A rant in the key of E

Did you know that the list of top grossing movies at the box office looks like this?

1. Titanic $600.79 m
2. Star Wars $461.00 m
3. Shrek 2 $436.47 m
4. E.T. $434.97 m
5. Star Wars Episode I: The Phantom Menace $431.09 m
6. Pirates of the Caribbean: Dead Man's Chest $419.65 m
7. Spider-Man $405.85 m
Box office figures thanks to www.boxofficereport.com

Wait a sec! That's right - this list means nothing at all! See, the lists of "Top Grossers" don't typically adjust for inflation. When adjusted for inflation, Gone With the Wind becomes the all-time champ (with $1112.2 m) - without doing so, GWTW comes it at 71st. 71st! What kind of a system is this?

I've long had a problem with the use of weekend (and total) box office sales (dollars) as a means of measuring success. Look at the other forms of mass entertainment media and their main statistical measuring sticks: in the music industry, volume is the KPI, with special designations at 500,000 and 1,000,000 units. Television uses Nielsen ratings, which, flawed as they may be, are still a measure of total viewers, not an arbitrary, inflation-prone stat such as advertising dollars. The publishing industry also uses total units, like the music industry.

So, the obvious question is: Why doesn't Hollywood use "number of tickets sold" as its measuring stick? The short answer is "I don't know." I can speculate a number of reasons, from the standard "that's the way it has always been done" (likely). Another possibility is that the general public responds more to "instant history" and is thus more readily influenced to see a film if it is amongst the "Top 10 of All-Time" as opposed to being "Number 212 All-Time in Tickets Sold!" (more interesting, but not as likely).

Whatever the reason, I have been and forever will be bothered by the current tracking system, and unfortunately, I don't know what can be done about it (if anything). I do have the tiniest bit of good news, though: this site lists all movies with number of tickets sold all time. The list looks very similar to the "Adjusted Box Office" list, as it should be. One can only hope that someone or some group of "them" uses some common sense and picks up on this method in the future.

1 people have chosen wisely: on "A rant in the key of E"

WampaOne said...

Great post Fleth.

The Fellowship of the rings is below the other two LOTR...I thought it would be the other way around. Also, ROTJ above ESB...some things I'll never understand. Nice to see ANH right on second though.

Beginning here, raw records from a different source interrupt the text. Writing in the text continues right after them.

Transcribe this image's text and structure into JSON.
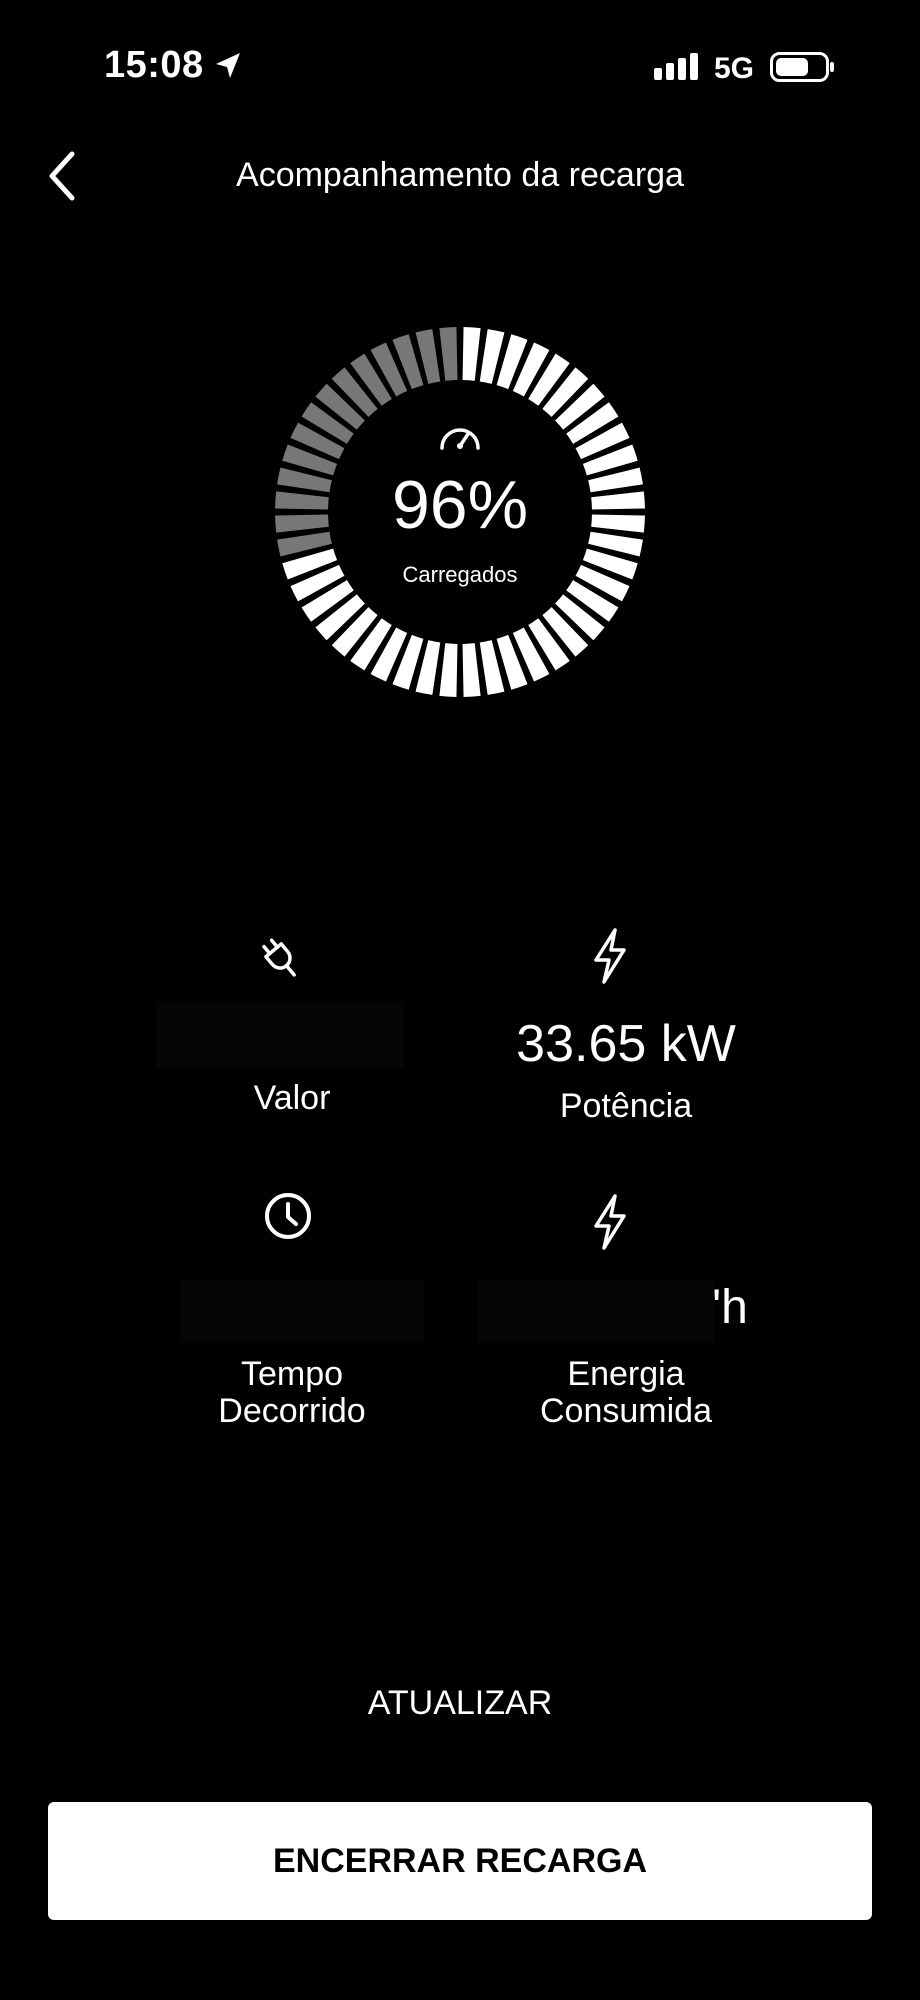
{
  "status_bar": {
    "time": "15:08",
    "network": "5G",
    "icons": [
      "location-arrow-icon",
      "signal-icon",
      "battery-icon"
    ]
  },
  "header": {
    "title": "Acompanhamento da recarga",
    "back_icon": "chevron-left-icon"
  },
  "charge": {
    "percent_text": "96%",
    "label": "Carregados",
    "level": 0.96,
    "icon": "speedometer-icon"
  },
  "metrics": {
    "valor": {
      "label": "Valor",
      "value": "",
      "icon": "plug-icon"
    },
    "potencia": {
      "label": "Potência",
      "value": "33.65 kW",
      "icon": "bolt-icon"
    },
    "tempo": {
      "label_line1": "Tempo",
      "label_line2": "Decorrido",
      "value": "",
      "icon": "clock-icon"
    },
    "energia": {
      "label_line1": "Energia",
      "label_line2": "Consumida",
      "value_visible": "'h",
      "icon": "bolt-icon"
    }
  },
  "actions": {
    "update_label": "ATUALIZAR",
    "end_label": "ENCERRAR RECARGA"
  },
  "colors": {
    "background": "#000000",
    "ring_filled": "#ffffff",
    "ring_dim": "#777777",
    "button_bg": "#ffffff"
  }
}
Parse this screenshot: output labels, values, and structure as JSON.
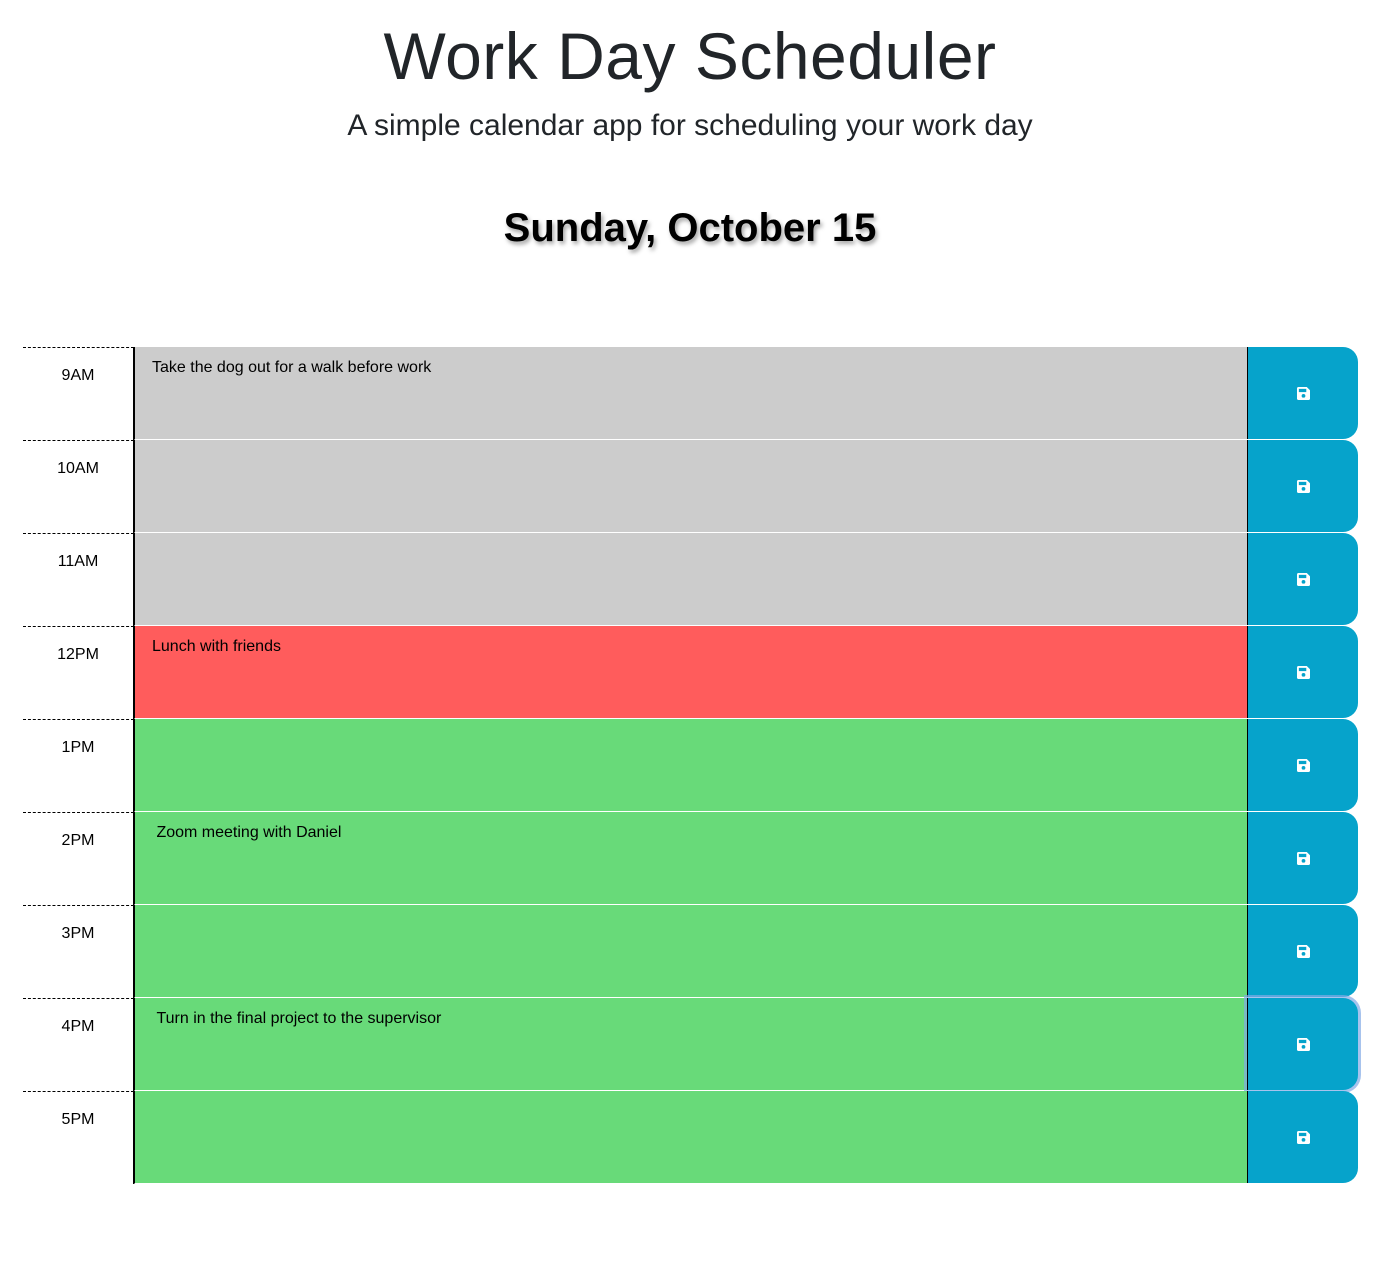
{
  "header": {
    "title": "Work Day Scheduler",
    "subtitle": "A simple calendar app for scheduling your work day",
    "current_day": "Sunday, October 15"
  },
  "colors": {
    "past": "#cccccc",
    "present": "#ff5c5c",
    "future": "#68da79",
    "save_button": "#06a3cb"
  },
  "schedule": [
    {
      "hour": "9AM",
      "text": "Take the dog out for a walk before work",
      "state": "past",
      "save_icon": "floppy-disk-icon"
    },
    {
      "hour": "10AM",
      "text": "",
      "state": "past",
      "save_icon": "floppy-disk-icon"
    },
    {
      "hour": "11AM",
      "text": "",
      "state": "past",
      "save_icon": "floppy-disk-icon"
    },
    {
      "hour": "12PM",
      "text": "Lunch with friends",
      "state": "present",
      "save_icon": "floppy-disk-icon"
    },
    {
      "hour": "1PM",
      "text": "",
      "state": "future",
      "save_icon": "floppy-disk-icon"
    },
    {
      "hour": "2PM",
      "text": " Zoom meeting with Daniel",
      "state": "future",
      "save_icon": "floppy-disk-icon"
    },
    {
      "hour": "3PM",
      "text": "",
      "state": "future",
      "save_icon": "floppy-disk-icon"
    },
    {
      "hour": "4PM",
      "text": " Turn in the final project to the supervisor",
      "state": "future",
      "save_icon": "floppy-disk-icon"
    },
    {
      "hour": "5PM",
      "text": "",
      "state": "future",
      "save_icon": "floppy-disk-icon"
    }
  ]
}
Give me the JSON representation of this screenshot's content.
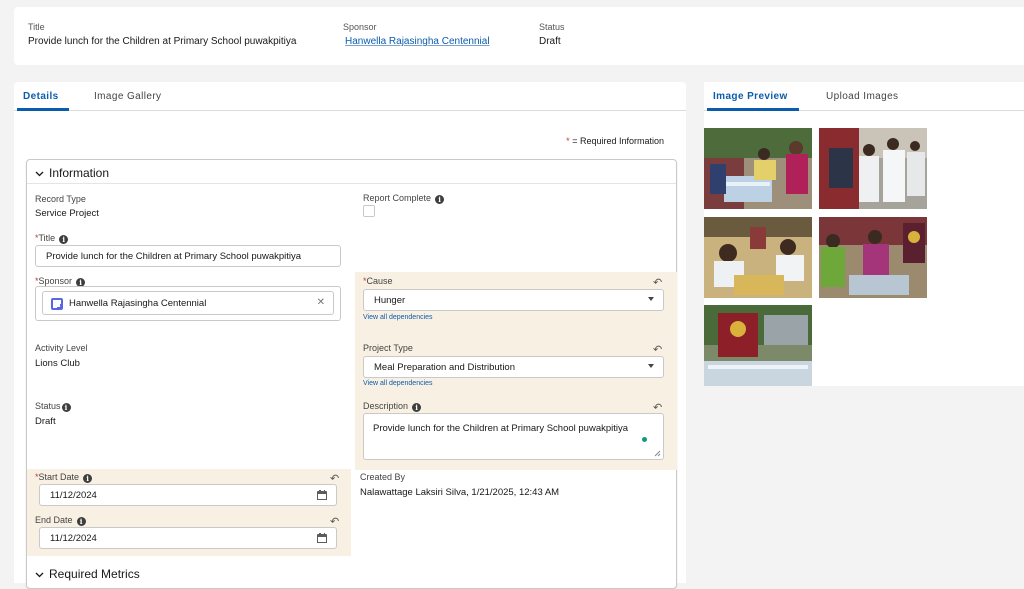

For some reason, I can comment at work. I try putting something down on your Little Children review and the dystopian wiki list (good stuff there too) but it never saved. Let's see if this one goes. May the Force be with You.